Two large rooms hold work by Robert Burnier, Aron Gent, Heather Mekkelson, Robert Chase Heishman and Jessica Taylor Caponigro. The work in “Here Lies Space” offers comprehensive scope as sculptures, paintings, and photographs sparsely find themselves occupying the space on and between these white walls. The way to work through this show is by entering the side gallery first and letting the lightly placed works ease into a broader understanding of the investigation of space.
Each artist is represented by several works in “Here Lies Space,” which allows for an active and comparative analysis of the breadth of their work. Robert Burnier deals in large part with collapsing space that only exists in theory. “Lektrinkis” (2013) is a wall sculpture of sorts that illustrates a computer generated object/program/plane that has been collapsed, while these works resemble a John Chamberlain on the wall, they deal much more in systems and volume as a foldable entity. His use of matte paint on metal further implements the surface causing any light that may be reflected to be absorbed. Shadows, if any, sharpen, driving out any depth that may be present. “Atingi” (2014) and “Ten (Sanding)” (2014) are drawings and objects that successfully explain the multi-dimensionality of surface. The marks made by Burnier can’t help but feel dragged even though they are intended to be straight. The surface of the wood interacts with the pen in such a way that it imposes itself on the line causing it to falter as it is carried across the surface. The failed expectation of pattern can be found in Jessica Taylor Caponigro’s paintings. Like Burnier the artist’s mark is perceptible and imperative when reading the work. Caponigro’s “Stone Court” and “What Was, Was” are reminiscent of a décor that exists in the world but isn’t entirely place-able. This arrangement as an image similarly calls into question the inquisition of space in the two-dimensional realm. The facts of the pattern are presented as true but the creation alone is what falsifies their reality.

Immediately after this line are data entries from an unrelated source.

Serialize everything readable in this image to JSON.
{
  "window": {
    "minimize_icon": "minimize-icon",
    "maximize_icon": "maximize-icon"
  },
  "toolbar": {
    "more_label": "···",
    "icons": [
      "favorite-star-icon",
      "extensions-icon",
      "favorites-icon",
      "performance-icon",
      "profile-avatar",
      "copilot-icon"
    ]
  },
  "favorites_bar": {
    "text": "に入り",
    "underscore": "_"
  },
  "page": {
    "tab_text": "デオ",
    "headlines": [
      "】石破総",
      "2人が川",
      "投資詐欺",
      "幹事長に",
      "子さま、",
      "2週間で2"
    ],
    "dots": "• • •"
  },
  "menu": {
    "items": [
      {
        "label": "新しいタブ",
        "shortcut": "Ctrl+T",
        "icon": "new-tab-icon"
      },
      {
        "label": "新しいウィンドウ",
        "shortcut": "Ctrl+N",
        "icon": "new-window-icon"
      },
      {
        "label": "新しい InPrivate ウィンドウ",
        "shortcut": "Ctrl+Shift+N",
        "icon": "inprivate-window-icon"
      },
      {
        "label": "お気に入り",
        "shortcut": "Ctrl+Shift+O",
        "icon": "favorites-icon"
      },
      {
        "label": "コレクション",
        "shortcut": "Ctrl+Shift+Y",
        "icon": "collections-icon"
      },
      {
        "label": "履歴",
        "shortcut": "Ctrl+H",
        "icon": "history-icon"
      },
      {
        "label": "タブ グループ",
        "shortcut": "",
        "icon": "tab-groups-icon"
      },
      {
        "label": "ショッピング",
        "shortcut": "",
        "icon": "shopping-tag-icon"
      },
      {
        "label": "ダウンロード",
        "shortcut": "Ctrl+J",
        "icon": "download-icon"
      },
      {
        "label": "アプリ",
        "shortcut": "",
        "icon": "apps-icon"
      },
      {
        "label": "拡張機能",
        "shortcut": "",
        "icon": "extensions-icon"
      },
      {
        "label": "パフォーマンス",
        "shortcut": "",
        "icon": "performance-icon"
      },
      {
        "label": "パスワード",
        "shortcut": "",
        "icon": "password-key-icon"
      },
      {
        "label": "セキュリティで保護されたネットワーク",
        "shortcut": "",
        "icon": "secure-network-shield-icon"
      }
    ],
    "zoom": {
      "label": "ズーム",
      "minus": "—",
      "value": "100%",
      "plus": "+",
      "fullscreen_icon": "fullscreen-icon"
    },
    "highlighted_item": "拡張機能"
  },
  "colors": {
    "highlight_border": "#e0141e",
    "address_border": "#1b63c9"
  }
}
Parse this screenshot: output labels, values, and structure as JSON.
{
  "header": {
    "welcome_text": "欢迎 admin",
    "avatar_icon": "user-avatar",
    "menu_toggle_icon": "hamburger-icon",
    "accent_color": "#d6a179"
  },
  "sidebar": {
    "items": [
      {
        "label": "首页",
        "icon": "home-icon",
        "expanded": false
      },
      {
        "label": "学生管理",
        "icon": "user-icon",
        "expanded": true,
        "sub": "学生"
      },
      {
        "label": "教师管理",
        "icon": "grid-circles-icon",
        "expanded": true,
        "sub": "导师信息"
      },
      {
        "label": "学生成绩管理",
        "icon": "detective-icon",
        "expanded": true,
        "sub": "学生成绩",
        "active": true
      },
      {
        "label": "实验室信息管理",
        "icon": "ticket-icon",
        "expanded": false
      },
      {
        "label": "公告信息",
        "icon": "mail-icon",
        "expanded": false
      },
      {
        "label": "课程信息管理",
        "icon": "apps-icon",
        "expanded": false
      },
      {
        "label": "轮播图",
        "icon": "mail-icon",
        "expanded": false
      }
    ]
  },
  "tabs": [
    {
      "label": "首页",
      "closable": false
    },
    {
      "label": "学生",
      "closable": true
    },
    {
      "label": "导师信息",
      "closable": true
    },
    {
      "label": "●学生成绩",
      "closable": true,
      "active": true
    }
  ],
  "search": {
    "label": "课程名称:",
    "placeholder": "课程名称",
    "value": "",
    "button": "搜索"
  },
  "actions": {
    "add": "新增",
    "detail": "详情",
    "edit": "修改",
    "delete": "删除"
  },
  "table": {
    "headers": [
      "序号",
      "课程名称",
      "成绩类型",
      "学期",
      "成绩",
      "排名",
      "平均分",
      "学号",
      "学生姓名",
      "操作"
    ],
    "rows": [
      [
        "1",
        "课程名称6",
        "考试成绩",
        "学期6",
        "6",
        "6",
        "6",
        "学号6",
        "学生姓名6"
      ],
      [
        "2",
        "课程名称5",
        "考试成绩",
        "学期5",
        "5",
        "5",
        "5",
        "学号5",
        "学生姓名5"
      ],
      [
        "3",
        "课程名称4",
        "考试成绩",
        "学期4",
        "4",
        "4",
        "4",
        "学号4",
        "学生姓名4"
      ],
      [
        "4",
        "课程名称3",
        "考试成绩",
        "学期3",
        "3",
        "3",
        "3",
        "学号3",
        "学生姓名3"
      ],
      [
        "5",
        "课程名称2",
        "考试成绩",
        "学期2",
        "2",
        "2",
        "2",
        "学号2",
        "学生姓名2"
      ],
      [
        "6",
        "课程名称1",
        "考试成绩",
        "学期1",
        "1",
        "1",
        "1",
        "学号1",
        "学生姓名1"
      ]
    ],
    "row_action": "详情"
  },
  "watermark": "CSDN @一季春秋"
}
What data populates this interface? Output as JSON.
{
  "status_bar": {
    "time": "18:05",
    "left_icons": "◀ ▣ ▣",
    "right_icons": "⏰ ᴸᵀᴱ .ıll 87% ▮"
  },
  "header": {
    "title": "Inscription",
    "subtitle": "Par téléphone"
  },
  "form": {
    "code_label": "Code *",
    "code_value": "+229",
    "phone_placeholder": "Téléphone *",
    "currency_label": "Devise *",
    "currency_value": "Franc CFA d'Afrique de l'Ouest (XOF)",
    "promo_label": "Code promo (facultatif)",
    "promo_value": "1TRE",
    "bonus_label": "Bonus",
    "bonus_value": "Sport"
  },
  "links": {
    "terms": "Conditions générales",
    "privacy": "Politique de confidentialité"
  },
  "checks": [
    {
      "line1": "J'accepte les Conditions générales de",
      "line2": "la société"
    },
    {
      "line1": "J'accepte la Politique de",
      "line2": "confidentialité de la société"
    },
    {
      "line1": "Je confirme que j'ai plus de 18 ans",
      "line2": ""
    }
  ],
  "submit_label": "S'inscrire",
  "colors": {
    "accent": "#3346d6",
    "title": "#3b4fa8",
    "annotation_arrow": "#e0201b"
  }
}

Experiences of chance are palpable in Aron Gent’s “Material Scrape” (2014), which resides on one large wall and consists of 40 framed pieces of butcher paper containing the excrements of a high end professional printer. Colorful peaks and valleys, scrapes and blobs, abstractly explode on each page submitting a sense of wonder as to how such an arrangement could have accidentally arrived on the paper and how the ink literally and figuratively shapes area. Peppered throughout the gallery are small sculptures by Heather Mekkelson. “Unrelated Split” (2013) consists of a mirror bisecting a small piece of metallic gold painted driftwood atop a dark pedestal. “Courser” (2013), half of a piece of wood painted and coated in wax is suspended upon a metal rod about 1 inch in diameter. This coupled with the pedestal holding “Unrelated Split” offer the sense that these pieces are specimens that require the visitor’s attention. Questions of origin and identity as related to the material arise as one circles the sculptures.
Robert Chase Heishman’s three works entitled, “_Img #17” “_Img #18” and “_Img #10” completely confuse real and imagined territory through photography. Visual indicators in the images are provided in the form of tape, creating stripes that flatten the field only to be disrupted by an object of volume beneath the lines. This tension complicates the photograph into confounding space. “Here Lies Space” takes on a topic nearly every visual artist is aware of when working but does so by investigating it on a conceptual level. The artists here are scrutinizing established forms of space rather than offering new definitions, which makes for a much more interesting study on the thing that surrounds and contains everything.
“Here Lies Space” is on view through May 11, 2014.
For more information visit Heaven Gallery, Chicago.